LISTED RECORDS section start

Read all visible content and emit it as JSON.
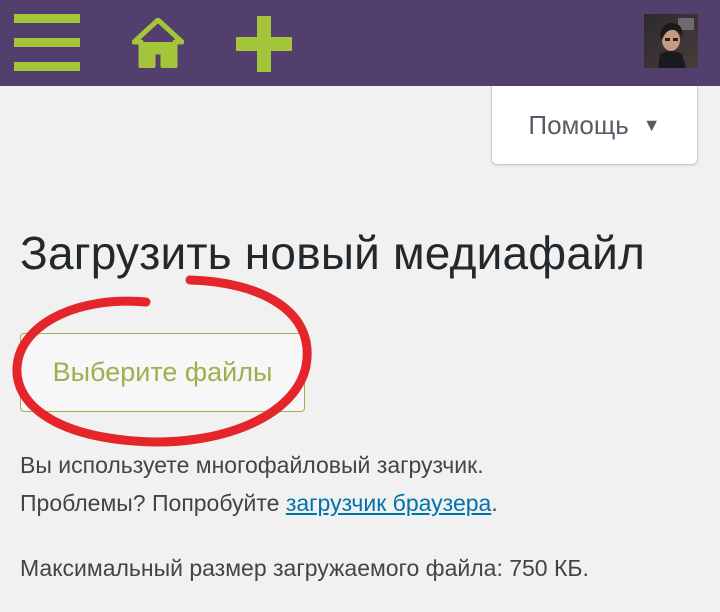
{
  "header": {
    "menu_icon": "hamburger-menu-icon",
    "home_icon": "home-icon",
    "add_icon": "plus-icon",
    "avatar": "user-avatar",
    "accent": "#a4c43b",
    "background": "#523f6d"
  },
  "help": {
    "label": "Помощь",
    "arrow": "▼"
  },
  "page": {
    "title": "Загрузить новый медиафайл"
  },
  "upload": {
    "select_files_label": "Выберите файлы",
    "button_color": "#9bb14f"
  },
  "info": {
    "multi_uploader": "Вы используете многофайловый загрузчик.",
    "problems_prefix": "Проблемы? Попробуйте ",
    "browser_uploader_link": "загрузчик браузера",
    "problems_suffix": ".",
    "max_size": "Максимальный размер загружаемого файла: 750 КБ."
  },
  "annotation": {
    "shape": "red-freehand-circle",
    "color": "#e4252b"
  }
}
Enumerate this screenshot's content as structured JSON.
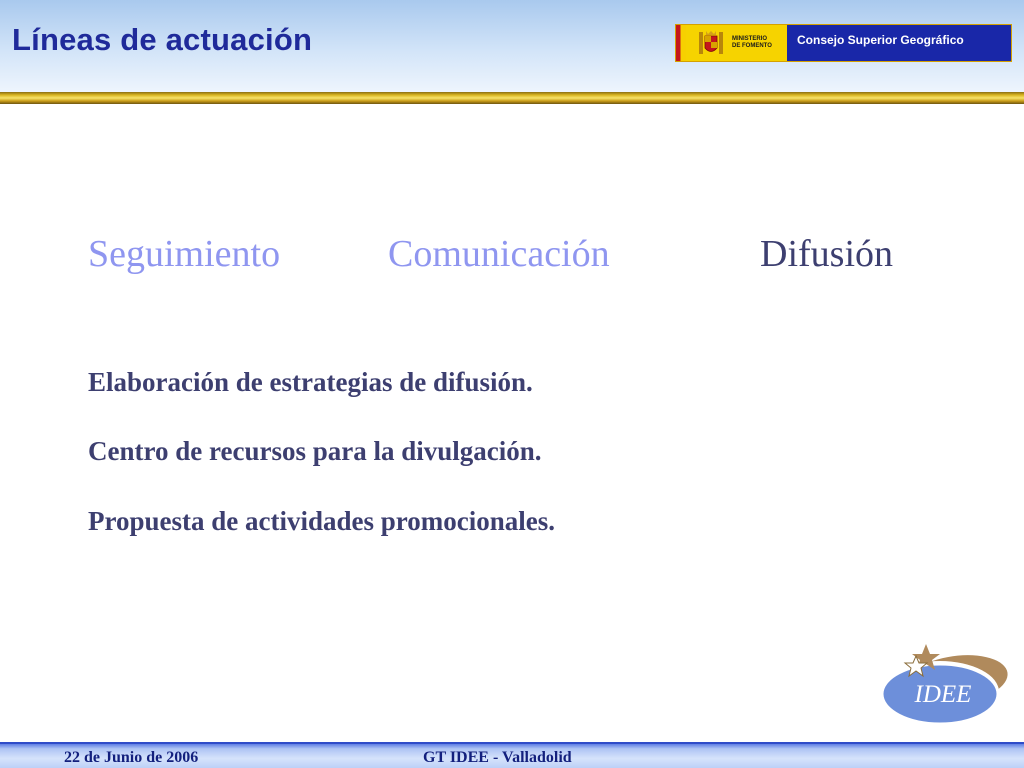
{
  "slide": {
    "title": "Líneas de actuación",
    "logo": {
      "ministry_text": "MINISTERIO\nDE FOMENTO",
      "organization": "Consejo Superior Geográfico"
    },
    "categories": [
      {
        "label": "Seguimiento",
        "state": "inactive"
      },
      {
        "label": "Comunicación",
        "state": "inactive"
      },
      {
        "label": "Difusión",
        "state": "active"
      }
    ],
    "lines": [
      "Elaboración de estrategias de difusión.",
      "Centro de recursos para la divulgación.",
      "Propuesta de actividades promocionales."
    ],
    "idee_logo_text": "IDEE",
    "footer": {
      "date": "22 de Junio de 2006",
      "event": "GT IDEE - Valladolid"
    }
  },
  "colors": {
    "title": "#1f2a9a",
    "category_inactive": "#8f96f0",
    "category_active": "#3d3f70",
    "body_text": "#3d3f70",
    "organization_box": "#1927a8",
    "footer_text": "#13207e"
  }
}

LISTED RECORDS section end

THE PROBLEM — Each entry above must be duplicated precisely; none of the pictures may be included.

SOLUTION TO THE EXERCISE —
Read all visible content and emit it as JSON.
{
  "header": {
    "menu_icon": "hamburger-menu-icon",
    "home_icon": "home-icon",
    "add_icon": "plus-icon",
    "avatar": "user-avatar",
    "accent": "#a4c43b",
    "background": "#523f6d"
  },
  "help": {
    "label": "Помощь",
    "arrow": "▼"
  },
  "page": {
    "title": "Загрузить новый медиафайл"
  },
  "upload": {
    "select_files_label": "Выберите файлы",
    "button_color": "#9bb14f"
  },
  "info": {
    "multi_uploader": "Вы используете многофайловый загрузчик.",
    "problems_prefix": "Проблемы? Попробуйте ",
    "browser_uploader_link": "загрузчик браузера",
    "problems_suffix": ".",
    "max_size": "Максимальный размер загружаемого файла: 750 КБ."
  },
  "annotation": {
    "shape": "red-freehand-circle",
    "color": "#e4252b"
  }
}
Enumerate this screenshot's content as structured JSON.
{
  "slide": {
    "title": "Líneas de actuación",
    "logo": {
      "ministry_text": "MINISTERIO\nDE FOMENTO",
      "organization": "Consejo Superior Geográfico"
    },
    "categories": [
      {
        "label": "Seguimiento",
        "state": "inactive"
      },
      {
        "label": "Comunicación",
        "state": "inactive"
      },
      {
        "label": "Difusión",
        "state": "active"
      }
    ],
    "lines": [
      "Elaboración de estrategias de difusión.",
      "Centro de recursos para la divulgación.",
      "Propuesta de actividades promocionales."
    ],
    "idee_logo_text": "IDEE",
    "footer": {
      "date": "22 de Junio de 2006",
      "event": "GT IDEE - Valladolid"
    }
  },
  "colors": {
    "title": "#1f2a9a",
    "category_inactive": "#8f96f0",
    "category_active": "#3d3f70",
    "body_text": "#3d3f70",
    "organization_box": "#1927a8",
    "footer_text": "#13207e"
  }
}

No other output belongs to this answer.